The group auditioned for local band leader Ron Paley who, enthusiastically impressed, hired them to appear with his big band. They also began a semi-regular gig at the Marble Club over the next four years along with a weekly Sunday night spot at Brandy’s, the lounge at The Old Spaghetti Factory. The group appeared on telethons and corporate events as well as performing on CKND television’s Jimmy King Presents and CKY television’s Live at the Warehouse.
Gisèle Fredette left the group in 1985 to pursue a singing career in Toronto. Her replacement, Brandon-born Angela Kelman, was discovered right next door in the Marble Club lounge. “I remember the night the boys came to my old brownstone apartment at McMillan and Wentworth to ask me to join The Argyles to replace Gisèle,” remembers Angela. “I had been working with Tom Dahl as the house duo at the Marble Club lounge where The Argyles often played on the cabaret side.”

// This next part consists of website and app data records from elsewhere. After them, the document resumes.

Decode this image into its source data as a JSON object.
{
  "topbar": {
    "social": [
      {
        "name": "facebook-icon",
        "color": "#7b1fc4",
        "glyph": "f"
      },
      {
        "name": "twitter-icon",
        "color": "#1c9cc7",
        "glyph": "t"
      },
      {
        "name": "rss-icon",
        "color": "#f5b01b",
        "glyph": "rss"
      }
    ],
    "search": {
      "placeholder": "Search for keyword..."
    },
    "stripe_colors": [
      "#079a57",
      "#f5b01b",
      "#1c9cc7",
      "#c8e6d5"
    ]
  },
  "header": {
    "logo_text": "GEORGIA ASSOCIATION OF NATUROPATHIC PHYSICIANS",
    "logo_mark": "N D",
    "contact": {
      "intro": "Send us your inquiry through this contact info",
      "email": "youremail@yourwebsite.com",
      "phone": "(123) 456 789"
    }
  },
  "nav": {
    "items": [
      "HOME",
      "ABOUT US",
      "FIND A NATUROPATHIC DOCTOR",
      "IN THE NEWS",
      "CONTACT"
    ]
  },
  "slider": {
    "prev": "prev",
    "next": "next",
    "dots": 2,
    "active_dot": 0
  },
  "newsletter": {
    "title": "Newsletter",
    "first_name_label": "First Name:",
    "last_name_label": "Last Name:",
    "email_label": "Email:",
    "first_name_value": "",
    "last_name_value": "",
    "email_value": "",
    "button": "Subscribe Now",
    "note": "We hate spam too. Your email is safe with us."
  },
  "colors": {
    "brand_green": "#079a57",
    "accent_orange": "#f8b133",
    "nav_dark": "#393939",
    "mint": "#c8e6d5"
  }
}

The group was then invited to play a six-week gig at Vancouver’s Expo 86 opening for acts like Tower of Power, The Neville Brothers and Tom Cochrane at The 86th Street Cabaret. Following Expo 86, Jeff Skinner left the group for an acting career (ultimately becoming a respected acting coach in Winnipeg) and Winnipegger Brenda Raynbird joined in his place. While in Vancouver, the group was spotted by an Asian talent agency who offered the quartet a five-week tour appearing at clubs in Hong Kong, Macau and The Philippines. Backing them on the tour was Darryl Havers on keyboards with Ken Stewart playing guitar. They were well-received at every stop. “We played a few nights at Subic Bay US Naval Base where audiences were mostly American and much rowdier than the clubs,” recalls Ken. “We also played as a Top 40 cover band called Mirror Image at the largest club in Hong Kong named Hollywood East.” Ken recalls a memorable interview on Hong Kong radio where the group performed the Everly Brothers’ classic “All I Have To Do Is Dream” a cappella live.
In 1987 Ken was next to leave, returning to television production at CKY Winnipeg. The remaining members decided to carry on as Mirror Image. Relocating to Toronto, the group performed throughout southern Ontario. Angela dropped out to study at the Vocal Institute of Technology in Hollywood, California and was replaced by Maddie Willis. But by 1991, the group had folded. While Brenda Raynbird and Maddie Willis remained in Toronto, Greg Nordman returned to Winnipeg where he worked in the service industry.
Following her studies in Hollywood, Angela Kelman moved to Vancouver where she was spotted singing at the Big Bamboo club and was invited to form a new country music trio, Farmer’s Daughter. During the 1990s, Farmer’s Daughter became one of the most successful recording artists in Canadian country music with gold and platinum albums. But she credits her time with The Argyles as pivotal. “Little did I know when I joined that my time with The Argyles would become the harmony foundation for the rest of my career,” she acknowledges.